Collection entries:
============
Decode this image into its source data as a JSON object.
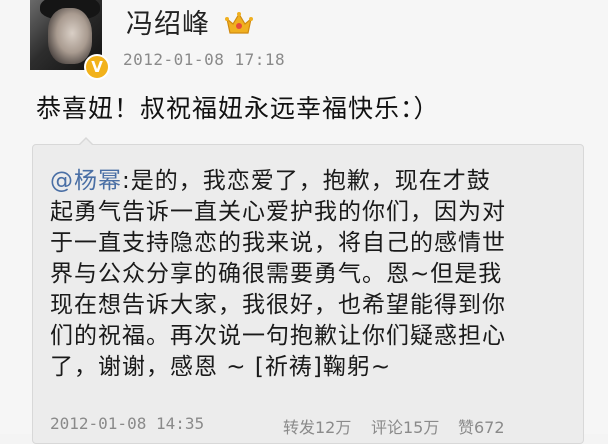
{
  "post": {
    "username": "冯绍峰",
    "timestamp": "2012-01-08 17:18",
    "text": "恭喜妞！叔祝福妞永远幸福快乐：）",
    "verified_badge": "V",
    "crown_icon": "crown-icon",
    "badge_color": "#f2b21b"
  },
  "repost": {
    "mention": "@杨幂",
    "lines": [
      ":是的，我恋爱了，抱歉，现在才鼓",
      "起勇气告诉一直关心爱护我的你们，因为对",
      "于一直支持隐恋的我来说，将自己的感情世",
      "界与公众分享的确很需要勇气。恩~但是我",
      "现在想告诉大家，我很好，也希望能得到你",
      "们的祝福。再次说一句抱歉让你们疑惑担心",
      "了，谢谢，感恩 ~ [祈祷]鞠躬~"
    ],
    "footer": {
      "time": "2012-01-08 14:35",
      "forward": "转发12万",
      "comment": "评论15万",
      "like": "赞672"
    }
  }
}
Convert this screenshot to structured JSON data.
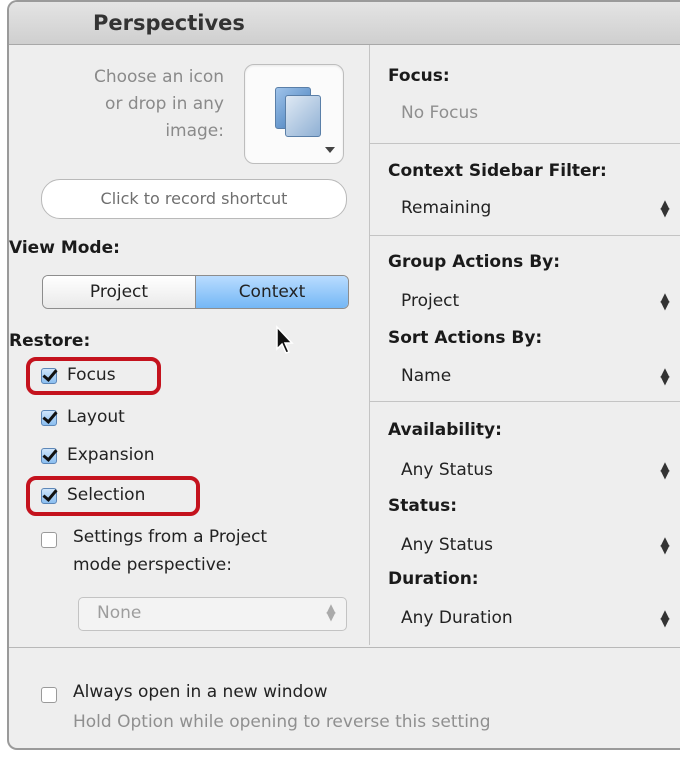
{
  "window": {
    "title": "Perspectives"
  },
  "left": {
    "icon_prompt": [
      "Choose an icon",
      "or drop in any",
      "image:"
    ],
    "shortcut_label": "Click to record shortcut",
    "view_mode": {
      "label": "View Mode:",
      "options": [
        "Project",
        "Context"
      ],
      "selected": "Context"
    },
    "restore": {
      "label": "Restore:",
      "items": [
        {
          "label": "Focus",
          "checked": true,
          "highlighted": true
        },
        {
          "label": "Layout",
          "checked": true,
          "highlighted": false
        },
        {
          "label": "Expansion",
          "checked": true,
          "highlighted": false
        },
        {
          "label": "Selection",
          "checked": true,
          "highlighted": true
        }
      ],
      "settings_from": {
        "label_line1": "Settings from a Project",
        "label_line2": "mode perspective:",
        "checked": false
      },
      "perspective_popup": {
        "value": "None",
        "enabled": false
      }
    }
  },
  "right": {
    "focus": {
      "label": "Focus:",
      "value": "No Focus"
    },
    "context_filter": {
      "label": "Context Sidebar Filter:",
      "value": "Remaining"
    },
    "group_by": {
      "label": "Group Actions By:",
      "value": "Project"
    },
    "sort_by": {
      "label": "Sort Actions By:",
      "value": "Name"
    },
    "availability": {
      "label": "Availability:",
      "value": "Any Status"
    },
    "status": {
      "label": "Status:",
      "value": "Any Status"
    },
    "duration": {
      "label": "Duration:",
      "value": "Any Duration"
    }
  },
  "footer": {
    "new_window": {
      "label": "Always open in a new window",
      "checked": false
    },
    "hint": "Hold Option while opening to reverse this setting"
  },
  "colors": {
    "highlight": "#c4121d",
    "selected_segment": "#74b7f5"
  }
}
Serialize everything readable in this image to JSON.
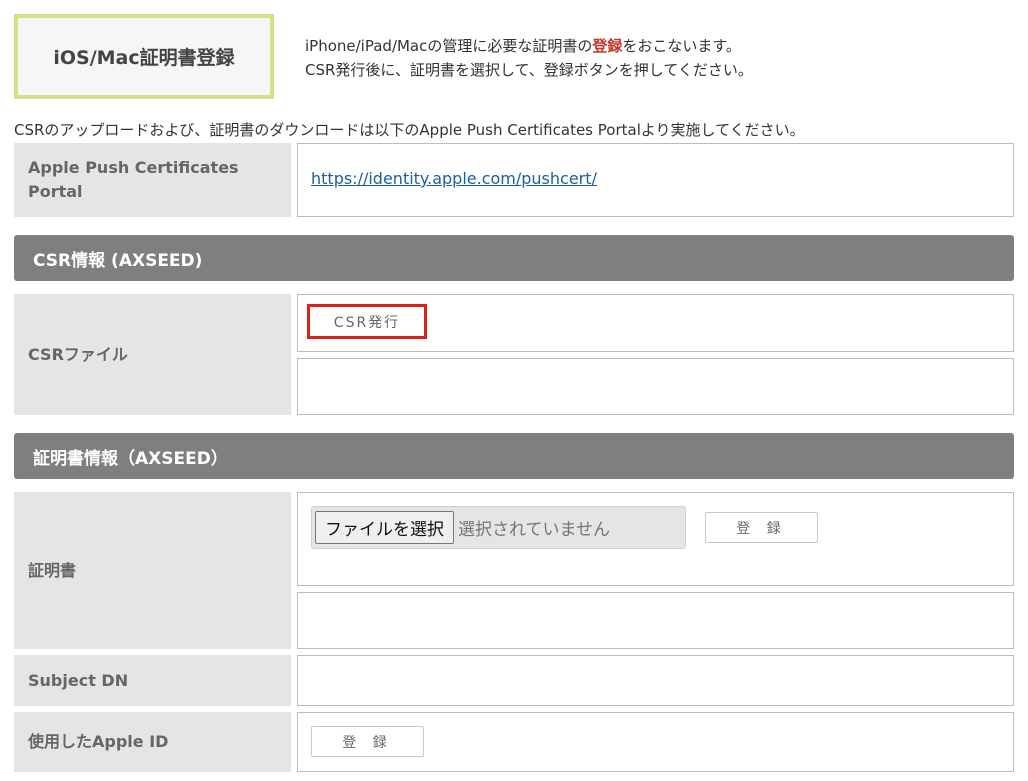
{
  "header": {
    "title": "iOS/Mac証明書登録",
    "intro_line1_before": "iPhone/iPad/Macの管理に必要な証明書の",
    "intro_line1_emphasis": "登録",
    "intro_line1_after": "をおこないます。",
    "intro_line2": "CSR発行後に、証明書を選択して、登録ボタンを押してください。"
  },
  "notice": "CSRのアップロードおよび、証明書のダウンロードは以下のApple Push Certificates Portalより実施してください。",
  "portal": {
    "label": "Apple Push Certificates Portal",
    "url": "https://identity.apple.com/pushcert/"
  },
  "csr_section": {
    "header": "CSR情報 (AXSEED)",
    "file_label": "CSRファイル",
    "issue_button": "CSR発行"
  },
  "cert_section": {
    "header": "証明書情報（AXSEED）",
    "cert_label": "証明書",
    "file_button": "ファイルを選択",
    "file_status": "選択されていません",
    "register_button": "登 録",
    "subject_dn_label": "Subject DN",
    "subject_dn_value": "",
    "apple_id_label": "使用したApple ID",
    "apple_id_register_button": "登 録"
  },
  "colors": {
    "title_border": "#d4e286",
    "section_header_bg": "#7f7f7f",
    "label_bg": "#e5e5e5",
    "link": "#1a5ea8",
    "highlight_border": "#e0201b",
    "emphasis_text": "#c0392b"
  }
}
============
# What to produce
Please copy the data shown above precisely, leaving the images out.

# Exercise solution
Decode this image into its source data as a JSON object.
{
  "post": {
    "username": "冯绍峰",
    "timestamp": "2012-01-08 17:18",
    "text": "恭喜妞！叔祝福妞永远幸福快乐：）",
    "verified_badge": "V",
    "crown_icon": "crown-icon",
    "badge_color": "#f2b21b"
  },
  "repost": {
    "mention": "@杨幂",
    "lines": [
      ":是的，我恋爱了，抱歉，现在才鼓",
      "起勇气告诉一直关心爱护我的你们，因为对",
      "于一直支持隐恋的我来说，将自己的感情世",
      "界与公众分享的确很需要勇气。恩~但是我",
      "现在想告诉大家，我很好，也希望能得到你",
      "们的祝福。再次说一句抱歉让你们疑惑担心",
      "了，谢谢，感恩 ~ [祈祷]鞠躬~"
    ],
    "footer": {
      "time": "2012-01-08 14:35",
      "forward": "转发12万",
      "comment": "评论15万",
      "like": "赞672"
    }
  }
}
Convert this screenshot to structured JSON data.
{
  "window": {
    "title": "Perspectives"
  },
  "left": {
    "icon_prompt": [
      "Choose an icon",
      "or drop in any",
      "image:"
    ],
    "shortcut_label": "Click to record shortcut",
    "view_mode": {
      "label": "View Mode:",
      "options": [
        "Project",
        "Context"
      ],
      "selected": "Context"
    },
    "restore": {
      "label": "Restore:",
      "items": [
        {
          "label": "Focus",
          "checked": true,
          "highlighted": true
        },
        {
          "label": "Layout",
          "checked": true,
          "highlighted": false
        },
        {
          "label": "Expansion",
          "checked": true,
          "highlighted": false
        },
        {
          "label": "Selection",
          "checked": true,
          "highlighted": true
        }
      ],
      "settings_from": {
        "label_line1": "Settings from a Project",
        "label_line2": "mode perspective:",
        "checked": false
      },
      "perspective_popup": {
        "value": "None",
        "enabled": false
      }
    }
  },
  "right": {
    "focus": {
      "label": "Focus:",
      "value": "No Focus"
    },
    "context_filter": {
      "label": "Context Sidebar Filter:",
      "value": "Remaining"
    },
    "group_by": {
      "label": "Group Actions By:",
      "value": "Project"
    },
    "sort_by": {
      "label": "Sort Actions By:",
      "value": "Name"
    },
    "availability": {
      "label": "Availability:",
      "value": "Any Status"
    },
    "status": {
      "label": "Status:",
      "value": "Any Status"
    },
    "duration": {
      "label": "Duration:",
      "value": "Any Duration"
    }
  },
  "footer": {
    "new_window": {
      "label": "Always open in a new window",
      "checked": false
    },
    "hint": "Hold Option while opening to reverse this setting"
  },
  "colors": {
    "highlight": "#c4121d",
    "selected_segment": "#74b7f5"
  }
}
Serialize everything readable in this image to JSON.
{
  "header": {
    "title": "iOS/Mac証明書登録",
    "intro_line1_before": "iPhone/iPad/Macの管理に必要な証明書の",
    "intro_line1_emphasis": "登録",
    "intro_line1_after": "をおこないます。",
    "intro_line2": "CSR発行後に、証明書を選択して、登録ボタンを押してください。"
  },
  "notice": "CSRのアップロードおよび、証明書のダウンロードは以下のApple Push Certificates Portalより実施してください。",
  "portal": {
    "label": "Apple Push Certificates Portal",
    "url": "https://identity.apple.com/pushcert/"
  },
  "csr_section": {
    "header": "CSR情報 (AXSEED)",
    "file_label": "CSRファイル",
    "issue_button": "CSR発行"
  },
  "cert_section": {
    "header": "証明書情報（AXSEED）",
    "cert_label": "証明書",
    "file_button": "ファイルを選択",
    "file_status": "選択されていません",
    "register_button": "登 録",
    "subject_dn_label": "Subject DN",
    "subject_dn_value": "",
    "apple_id_label": "使用したApple ID",
    "apple_id_register_button": "登 録"
  },
  "colors": {
    "title_border": "#d4e286",
    "section_header_bg": "#7f7f7f",
    "label_bg": "#e5e5e5",
    "link": "#1a5ea8",
    "highlight_border": "#e0201b",
    "emphasis_text": "#c0392b"
  }
}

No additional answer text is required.